Mankind is today under the stress of mega disasters with increased frequency whose impacts are detrimental to socio-economic development. Disasters cause Global annual loss of $50 billion. Economic losses between 1960 and1990 have augmented five times because of rising vulnerability of the population. Between 1980 and 2007, nearly 7,500 Natural Disasters worldwide took the life of over 2 million people and produced economic losses of more than 1.2 Trillion dollars caused by Climate-Weather-Water related Calamities.

The World Meteorological Organisation (WMO) has declared protection of lives, property and livelihoods to be at the core of priorities for the WMO Members as per the Disaster Risk Reduction Work Plan 2012-2015.

The questions that we should now ask are- what are the priorities that the Policy Makers and the Responsible Institutions and Conference Participants of the Republic of Mauritius have established in light of the different International Conventions and Protocols adhered to?  Has the Opposition of the National Assembly, which is the shadow government, established any Work Plan for the security and protection of the citizens?  The citizens of the Republic of Mauritius have experienced three Extreme Floods within 5 years-26 March 2008, 13 February 2013 and 30 March 2013. A Fact Finding Committee was appointed within 10 days by the government after the 2008 event when 4 persons died. Today 30 September 2013, marks 6 months since 11 persons were drowned in the Flash Flood of 30 March 2013. There is no enquiry and/or impact assessment that has been appointed to limelight the event.

The Speaker of the National Assembly turned a deaf ear to my request of 22 March 2013 in which I was ringing the ‘Alarum Bell’ on the oncoming Flash Flood of 30 March 2013. Prime Minister Ramgoolam who is the head of Government declared that ‘even God is not capable to know what has happened to us’. Honourable Ganoo, who is the Leader of Opposition, said it is an ‘Act of God’. Researchers and Impact Assessors are well acquainted to such comments, which are uttered when the Policy Makers try to defend their Failure in Managing Disasters.
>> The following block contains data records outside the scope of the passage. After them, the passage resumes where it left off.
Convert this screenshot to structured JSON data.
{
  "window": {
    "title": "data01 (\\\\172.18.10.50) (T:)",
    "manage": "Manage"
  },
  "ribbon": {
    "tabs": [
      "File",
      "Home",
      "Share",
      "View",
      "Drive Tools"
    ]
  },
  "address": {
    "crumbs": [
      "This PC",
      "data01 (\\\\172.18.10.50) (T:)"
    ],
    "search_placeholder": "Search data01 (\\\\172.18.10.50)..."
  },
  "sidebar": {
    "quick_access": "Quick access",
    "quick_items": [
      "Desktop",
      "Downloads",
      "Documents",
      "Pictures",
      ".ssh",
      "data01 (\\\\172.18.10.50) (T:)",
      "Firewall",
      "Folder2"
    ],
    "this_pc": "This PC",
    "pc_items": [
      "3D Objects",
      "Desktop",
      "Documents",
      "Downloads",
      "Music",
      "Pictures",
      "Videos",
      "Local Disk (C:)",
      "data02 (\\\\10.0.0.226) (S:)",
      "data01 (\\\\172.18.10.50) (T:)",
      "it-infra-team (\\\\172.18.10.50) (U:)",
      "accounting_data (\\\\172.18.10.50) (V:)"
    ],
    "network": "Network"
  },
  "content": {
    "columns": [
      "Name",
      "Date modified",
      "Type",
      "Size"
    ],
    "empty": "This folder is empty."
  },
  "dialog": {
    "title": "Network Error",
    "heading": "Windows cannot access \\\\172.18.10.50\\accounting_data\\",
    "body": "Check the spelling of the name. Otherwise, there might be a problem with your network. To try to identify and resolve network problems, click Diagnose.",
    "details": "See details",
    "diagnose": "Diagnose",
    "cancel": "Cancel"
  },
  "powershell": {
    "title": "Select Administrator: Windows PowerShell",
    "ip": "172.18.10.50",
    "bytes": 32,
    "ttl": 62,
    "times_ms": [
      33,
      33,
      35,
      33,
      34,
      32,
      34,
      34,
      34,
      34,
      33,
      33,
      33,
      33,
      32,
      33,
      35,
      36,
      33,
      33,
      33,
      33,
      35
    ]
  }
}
Moreover, PM Ramgoolam who was at the UN General Assembly, on 28 September 2013, made a statement on issues related to Climate and Weather. It was merely the ‘lamentable echo noise of an empty barrel’. That is why, at page 30 of my famous document of 28 May 2011 which I have submitted to the Government Leaders and to the Opposition Leaders, I have mentioned:

You, who are Policy Makers, are from the Intellectual Elite of the 87% of the literate society of Mauritius. If I try to calibrate you in Natural Hazards Literacy, I am sure you will fall in the lower level of the pass mark”.

The Policy Makers are not literate in basics and elementary knowledge of Disasters. Obviously, they are incapable of educating the population and of adopting a Work Plan. Catastrophically, they ‘put people last’. As a consequence, loss of lives and damage to property become inevitable, and thus they unveil their poor strategy of unsustainable development and of ill-governance, contrary to the various Conventions and Protocols adhered.

This is strictly for educational purposes.

PREABRUTH KANHYE.                                    30 SEPTEMBER 2013.

(Re-Uploaded: 14.38 hrs FRIDAY 20 DECEMBER 2019.)

Satellite Animation